HUNGWE J: In assessing sentence I take into account what your learned counsel has submitted on your behalf. What we find to be mitigating in your case is the fact that at the time you committed this crime you were a young man of 19 years, in your teens. We accept the fact that you were consuming alcohol might also have contributed to the commission of the crime. We are also aware of the contributory role that the deceased played. He was a fellow reveller at Ben’s Sport Bar. You both failed to restrain yourselves when situation was deteriorating between yourself and him. If he had not persisted with his conduct probably this crime may not have occurred.
We do not find that his conduct was provocative but we find that he might have contributed by failing to restrain himself in the way in which he conducted himself being a Police Officer. Probably this was due to the fact that he was also consuming intoxicating beverages. His sense of judgment might have been impaired in the process. We are aware that you came back to Zimbabwe to face the music so to speak, but that does not detract from the fact that you have been convicted of a serious offence in which human life was unnecessarily lost. Throughout the trial you did not display or exhibit the appropriate demeanour for somebody who was contrite. You persisted with a story that was quite clearly not truthful. You and Lucky know what transpired when you stabbed the deceased. Your guilty in our view is beyond doubt.

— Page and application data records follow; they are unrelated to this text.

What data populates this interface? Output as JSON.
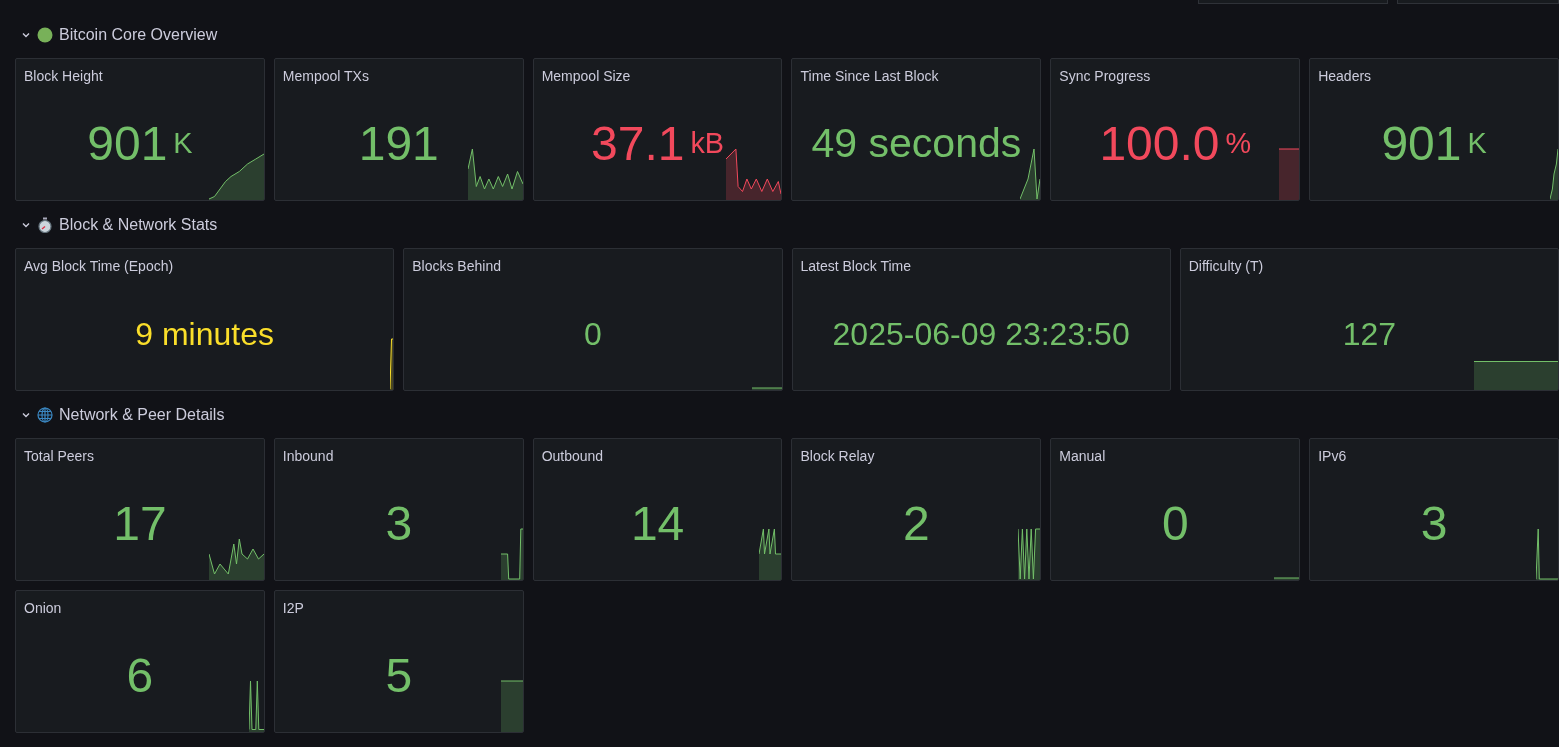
{
  "sections": [
    {
      "title": "Bitcoin Core Overview",
      "kind": "dot",
      "expanded": true,
      "panels": [
        {
          "title": "Block Height",
          "value": "901",
          "unit": "K",
          "color": "#73bf69"
        },
        {
          "title": "Mempool TXs",
          "value": "191",
          "color": "#73bf69"
        },
        {
          "title": "Mempool Size",
          "value": "37.1",
          "unit": "kB",
          "color": "#f2495c"
        },
        {
          "title": "Time Since Last Block",
          "value": "49 seconds",
          "color": "#73bf69"
        },
        {
          "title": "Sync Progress",
          "value": "100.0",
          "unit": "%",
          "color": "#f2495c"
        },
        {
          "title": "Headers",
          "value": "901",
          "unit": "K",
          "color": "#73bf69"
        }
      ]
    },
    {
      "title": "Block & Network Stats",
      "kind": "stopwatch",
      "expanded": true,
      "panels": [
        {
          "title": "Avg Block Time (Epoch)",
          "value": "9 minutes",
          "color": "#fade2a"
        },
        {
          "title": "Blocks Behind",
          "value": "0",
          "color": "#73bf69"
        },
        {
          "title": "Latest Block Time",
          "value": "2025-06-09 23:23:50",
          "color": "#73bf69"
        },
        {
          "title": "Difficulty (T)",
          "value": "127",
          "color": "#73bf69"
        }
      ]
    },
    {
      "title": "Network & Peer Details",
      "kind": "globe",
      "expanded": true,
      "panels": [
        {
          "title": "Total Peers",
          "value": "17",
          "color": "#73bf69"
        },
        {
          "title": "Inbound",
          "value": "3",
          "color": "#73bf69"
        },
        {
          "title": "Outbound",
          "value": "14",
          "color": "#73bf69"
        },
        {
          "title": "Block Relay",
          "value": "2",
          "color": "#73bf69"
        },
        {
          "title": "Manual",
          "value": "0",
          "color": "#73bf69"
        },
        {
          "title": "IPv6",
          "value": "3",
          "color": "#73bf69"
        },
        {
          "title": "Onion",
          "value": "6",
          "color": "#73bf69"
        },
        {
          "title": "I2P",
          "value": "5",
          "color": "#73bf69"
        }
      ]
    }
  ]
}
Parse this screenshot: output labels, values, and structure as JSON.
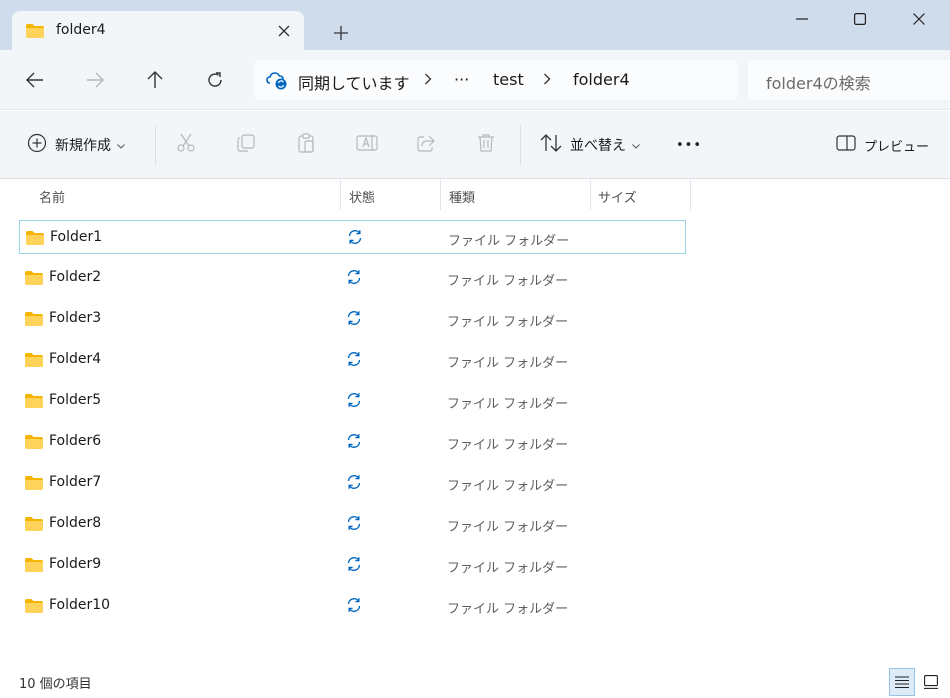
{
  "window": {
    "tab_title": "folder4",
    "tab_icon": "folder-icon",
    "accent": "#0067c0",
    "folder_color": "#ffc83d"
  },
  "address": {
    "root": "同期しています",
    "overflow": "···",
    "crumbs": [
      "test",
      "folder4"
    ]
  },
  "search": {
    "placeholder": "folder4の検索"
  },
  "commands": {
    "new_label": "新規作成",
    "sort_label": "並べ替え",
    "more_label": "•••",
    "preview_label": "プレビュー"
  },
  "columns": {
    "name": "名前",
    "status": "状態",
    "type": "種類",
    "size": "サイズ"
  },
  "files": [
    {
      "name": "Folder1",
      "type": "ファイル フォルダー",
      "status": "sync-icon"
    },
    {
      "name": "Folder2",
      "type": "ファイル フォルダー",
      "status": "sync-icon"
    },
    {
      "name": "Folder3",
      "type": "ファイル フォルダー",
      "status": "sync-icon"
    },
    {
      "name": "Folder4",
      "type": "ファイル フォルダー",
      "status": "sync-icon"
    },
    {
      "name": "Folder5",
      "type": "ファイル フォルダー",
      "status": "sync-icon"
    },
    {
      "name": "Folder6",
      "type": "ファイル フォルダー",
      "status": "sync-icon"
    },
    {
      "name": "Folder7",
      "type": "ファイル フォルダー",
      "status": "sync-icon"
    },
    {
      "name": "Folder8",
      "type": "ファイル フォルダー",
      "status": "sync-icon"
    },
    {
      "name": "Folder9",
      "type": "ファイル フォルダー",
      "status": "sync-icon"
    },
    {
      "name": "Folder10",
      "type": "ファイル フォルダー",
      "status": "sync-icon"
    }
  ],
  "status_bar": {
    "count": "10 個の項目"
  }
}
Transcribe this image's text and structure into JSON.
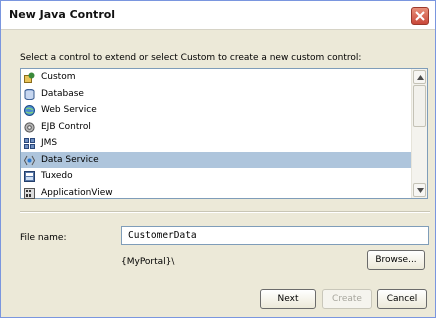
{
  "window": {
    "title": "New Java Control"
  },
  "instruction": "Select a control to extend or select Custom to create a new custom control:",
  "controls": [
    {
      "label": "Custom",
      "icon": "custom-control-icon",
      "selected": false
    },
    {
      "label": "Database",
      "icon": "database-icon",
      "selected": false
    },
    {
      "label": "Web Service",
      "icon": "web-service-icon",
      "selected": false
    },
    {
      "label": "EJB Control",
      "icon": "ejb-icon",
      "selected": false
    },
    {
      "label": "JMS",
      "icon": "jms-icon",
      "selected": false
    },
    {
      "label": "Data Service",
      "icon": "data-service-icon",
      "selected": true
    },
    {
      "label": "Tuxedo",
      "icon": "tuxedo-icon",
      "selected": false
    },
    {
      "label": "ApplicationView",
      "icon": "application-view-icon",
      "selected": false
    }
  ],
  "file": {
    "label": "File name:",
    "value": "CustomerData",
    "path": "{MyPortal}\\"
  },
  "buttons": {
    "browse": "Browse...",
    "next": "Next",
    "create": "Create",
    "cancel": "Cancel"
  },
  "colors": {
    "selection": "#aec5dc",
    "close": "#c9483a",
    "dialog_bg": "#ece9d8"
  }
}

The legislature provided for the maximum penalty in circumstances where there is a finding of aggravation. We did not find that the crime was committed in circumstances of aggravation simply because on the totality of the circumstances, we are unable to find that this crime was premeditated. In our view, the fact that the deceased had been continually involved in brawls with the accused demonstrates that the deceased was engaged in a fight that ended tragically. This was not a premeditated murder but a result of a drunken beerhall brawl. Of course there was persistence in your part when you pursued the deceased even after he had gone to the Police Station. In our view it demonstrates that you were determined to exact revenge rather that you planned to kill the deceased .
In our view a sentence which will send an appropriate message is justified.
You are sentenced to 20 years imprisonment.
National Prosecuting Authority, legal practitioners for the State
Chibaya & Partners, legal practitioners for the accused